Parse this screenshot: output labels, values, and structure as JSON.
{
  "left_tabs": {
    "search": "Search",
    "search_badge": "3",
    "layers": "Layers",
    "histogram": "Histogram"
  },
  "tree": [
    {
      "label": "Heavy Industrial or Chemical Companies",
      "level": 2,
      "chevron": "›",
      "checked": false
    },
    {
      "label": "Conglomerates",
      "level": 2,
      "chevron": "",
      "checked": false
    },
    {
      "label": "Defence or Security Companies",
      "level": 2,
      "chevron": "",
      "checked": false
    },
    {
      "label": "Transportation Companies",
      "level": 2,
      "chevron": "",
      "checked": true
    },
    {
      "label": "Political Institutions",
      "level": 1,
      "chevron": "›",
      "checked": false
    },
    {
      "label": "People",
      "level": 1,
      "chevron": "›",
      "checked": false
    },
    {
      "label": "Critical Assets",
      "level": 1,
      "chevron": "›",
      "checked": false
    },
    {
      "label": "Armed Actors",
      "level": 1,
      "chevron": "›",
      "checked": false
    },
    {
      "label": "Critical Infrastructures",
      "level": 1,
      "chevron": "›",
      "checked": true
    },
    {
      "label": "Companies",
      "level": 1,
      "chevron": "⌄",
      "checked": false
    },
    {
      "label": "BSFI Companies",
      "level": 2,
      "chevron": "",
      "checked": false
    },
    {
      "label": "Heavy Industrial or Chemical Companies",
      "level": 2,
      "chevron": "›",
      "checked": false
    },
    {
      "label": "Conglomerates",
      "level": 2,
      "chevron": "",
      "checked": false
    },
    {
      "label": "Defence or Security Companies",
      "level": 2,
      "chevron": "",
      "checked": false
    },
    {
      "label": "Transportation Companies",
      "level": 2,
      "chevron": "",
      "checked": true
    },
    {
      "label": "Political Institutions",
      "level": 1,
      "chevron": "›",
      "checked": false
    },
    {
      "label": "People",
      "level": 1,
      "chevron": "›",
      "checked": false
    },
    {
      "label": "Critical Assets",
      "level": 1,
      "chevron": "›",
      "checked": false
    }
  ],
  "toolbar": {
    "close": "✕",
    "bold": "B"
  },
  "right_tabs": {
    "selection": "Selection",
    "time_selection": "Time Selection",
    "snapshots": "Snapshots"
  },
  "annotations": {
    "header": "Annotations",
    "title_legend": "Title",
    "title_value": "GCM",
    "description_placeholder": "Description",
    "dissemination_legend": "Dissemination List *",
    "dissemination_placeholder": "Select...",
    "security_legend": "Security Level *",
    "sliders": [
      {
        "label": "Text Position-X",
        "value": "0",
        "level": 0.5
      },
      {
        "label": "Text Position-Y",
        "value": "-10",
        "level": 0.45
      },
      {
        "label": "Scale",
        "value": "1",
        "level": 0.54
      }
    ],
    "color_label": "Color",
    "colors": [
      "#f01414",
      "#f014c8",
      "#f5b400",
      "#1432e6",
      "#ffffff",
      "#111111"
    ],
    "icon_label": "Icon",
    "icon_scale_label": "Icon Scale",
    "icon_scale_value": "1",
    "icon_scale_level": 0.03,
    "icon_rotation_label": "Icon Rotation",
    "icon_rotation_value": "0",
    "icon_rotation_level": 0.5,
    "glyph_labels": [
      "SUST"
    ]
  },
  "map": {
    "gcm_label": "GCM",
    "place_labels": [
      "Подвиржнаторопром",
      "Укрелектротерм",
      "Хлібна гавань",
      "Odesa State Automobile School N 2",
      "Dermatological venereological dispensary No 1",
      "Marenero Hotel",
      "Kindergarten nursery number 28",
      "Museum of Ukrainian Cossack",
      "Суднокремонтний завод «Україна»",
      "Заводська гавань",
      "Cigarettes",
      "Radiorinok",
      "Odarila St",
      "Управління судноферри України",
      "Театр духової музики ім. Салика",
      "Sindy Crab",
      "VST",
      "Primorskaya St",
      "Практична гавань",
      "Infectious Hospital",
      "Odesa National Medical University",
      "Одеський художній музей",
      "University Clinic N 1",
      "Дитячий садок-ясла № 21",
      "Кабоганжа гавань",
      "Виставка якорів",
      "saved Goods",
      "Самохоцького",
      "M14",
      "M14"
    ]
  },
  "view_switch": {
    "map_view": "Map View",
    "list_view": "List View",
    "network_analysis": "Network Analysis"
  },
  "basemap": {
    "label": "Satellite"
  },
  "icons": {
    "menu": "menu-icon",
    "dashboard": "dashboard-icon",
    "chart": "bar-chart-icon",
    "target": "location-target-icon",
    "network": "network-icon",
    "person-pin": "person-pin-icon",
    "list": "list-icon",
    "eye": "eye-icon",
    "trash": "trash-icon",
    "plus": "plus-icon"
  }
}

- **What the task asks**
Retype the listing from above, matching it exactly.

- **Exercise result**
Parse this screenshot: output labels, values, and structure as JSON.
{
  "left_tabs": {
    "search": "Search",
    "search_badge": "3",
    "layers": "Layers",
    "histogram": "Histogram"
  },
  "tree": [
    {
      "label": "Heavy Industrial or Chemical Companies",
      "level": 2,
      "chevron": "›",
      "checked": false
    },
    {
      "label": "Conglomerates",
      "level": 2,
      "chevron": "",
      "checked": false
    },
    {
      "label": "Defence or Security Companies",
      "level": 2,
      "chevron": "",
      "checked": false
    },
    {
      "label": "Transportation Companies",
      "level": 2,
      "chevron": "",
      "checked": true
    },
    {
      "label": "Political Institutions",
      "level": 1,
      "chevron": "›",
      "checked": false
    },
    {
      "label": "People",
      "level": 1,
      "chevron": "›",
      "checked": false
    },
    {
      "label": "Critical Assets",
      "level": 1,
      "chevron": "›",
      "checked": false
    },
    {
      "label": "Armed Actors",
      "level": 1,
      "chevron": "›",
      "checked": false
    },
    {
      "label": "Critical Infrastructures",
      "level": 1,
      "chevron": "›",
      "checked": true
    },
    {
      "label": "Companies",
      "level": 1,
      "chevron": "⌄",
      "checked": false
    },
    {
      "label": "BSFI Companies",
      "level": 2,
      "chevron": "",
      "checked": false
    },
    {
      "label": "Heavy Industrial or Chemical Companies",
      "level": 2,
      "chevron": "›",
      "checked": false
    },
    {
      "label": "Conglomerates",
      "level": 2,
      "chevron": "",
      "checked": false
    },
    {
      "label": "Defence or Security Companies",
      "level": 2,
      "chevron": "",
      "checked": false
    },
    {
      "label": "Transportation Companies",
      "level": 2,
      "chevron": "",
      "checked": true
    },
    {
      "label": "Political Institutions",
      "level": 1,
      "chevron": "›",
      "checked": false
    },
    {
      "label": "People",
      "level": 1,
      "chevron": "›",
      "checked": false
    },
    {
      "label": "Critical Assets",
      "level": 1,
      "chevron": "›",
      "checked": false
    }
  ],
  "toolbar": {
    "close": "✕",
    "bold": "B"
  },
  "right_tabs": {
    "selection": "Selection",
    "time_selection": "Time Selection",
    "snapshots": "Snapshots"
  },
  "annotations": {
    "header": "Annotations",
    "title_legend": "Title",
    "title_value": "GCM",
    "description_placeholder": "Description",
    "dissemination_legend": "Dissemination List *",
    "dissemination_placeholder": "Select...",
    "security_legend": "Security Level *",
    "sliders": [
      {
        "label": "Text Position-X",
        "value": "0",
        "level": 0.5
      },
      {
        "label": "Text Position-Y",
        "value": "-10",
        "level": 0.45
      },
      {
        "label": "Scale",
        "value": "1",
        "level": 0.54
      }
    ],
    "color_label": "Color",
    "colors": [
      "#f01414",
      "#f014c8",
      "#f5b400",
      "#1432e6",
      "#ffffff",
      "#111111"
    ],
    "icon_label": "Icon",
    "icon_scale_label": "Icon Scale",
    "icon_scale_value": "1",
    "icon_scale_level": 0.03,
    "icon_rotation_label": "Icon Rotation",
    "icon_rotation_value": "0",
    "icon_rotation_level": 0.5,
    "glyph_labels": [
      "SUST"
    ]
  },
  "map": {
    "gcm_label": "GCM",
    "place_labels": [
      "Подвиржнаторопром",
      "Укрелектротерм",
      "Хлібна гавань",
      "Odesa State Automobile School N 2",
      "Dermatological venereological dispensary No 1",
      "Marenero Hotel",
      "Kindergarten nursery number 28",
      "Museum of Ukrainian Cossack",
      "Суднокремонтний завод «Україна»",
      "Заводська гавань",
      "Cigarettes",
      "Radiorinok",
      "Odarila St",
      "Управління судноферри України",
      "Театр духової музики ім. Салика",
      "Sindy Crab",
      "VST",
      "Primorskaya St",
      "Практична гавань",
      "Infectious Hospital",
      "Odesa National Medical University",
      "Одеський художній музей",
      "University Clinic N 1",
      "Дитячий садок-ясла № 21",
      "Кабоганжа гавань",
      "Виставка якорів",
      "saved Goods",
      "Самохоцького",
      "M14",
      "M14"
    ]
  },
  "view_switch": {
    "map_view": "Map View",
    "list_view": "List View",
    "network_analysis": "Network Analysis"
  },
  "basemap": {
    "label": "Satellite"
  },
  "icons": {
    "menu": "menu-icon",
    "dashboard": "dashboard-icon",
    "chart": "bar-chart-icon",
    "target": "location-target-icon",
    "network": "network-icon",
    "person-pin": "person-pin-icon",
    "list": "list-icon",
    "eye": "eye-icon",
    "trash": "trash-icon",
    "plus": "plus-icon"
  }
}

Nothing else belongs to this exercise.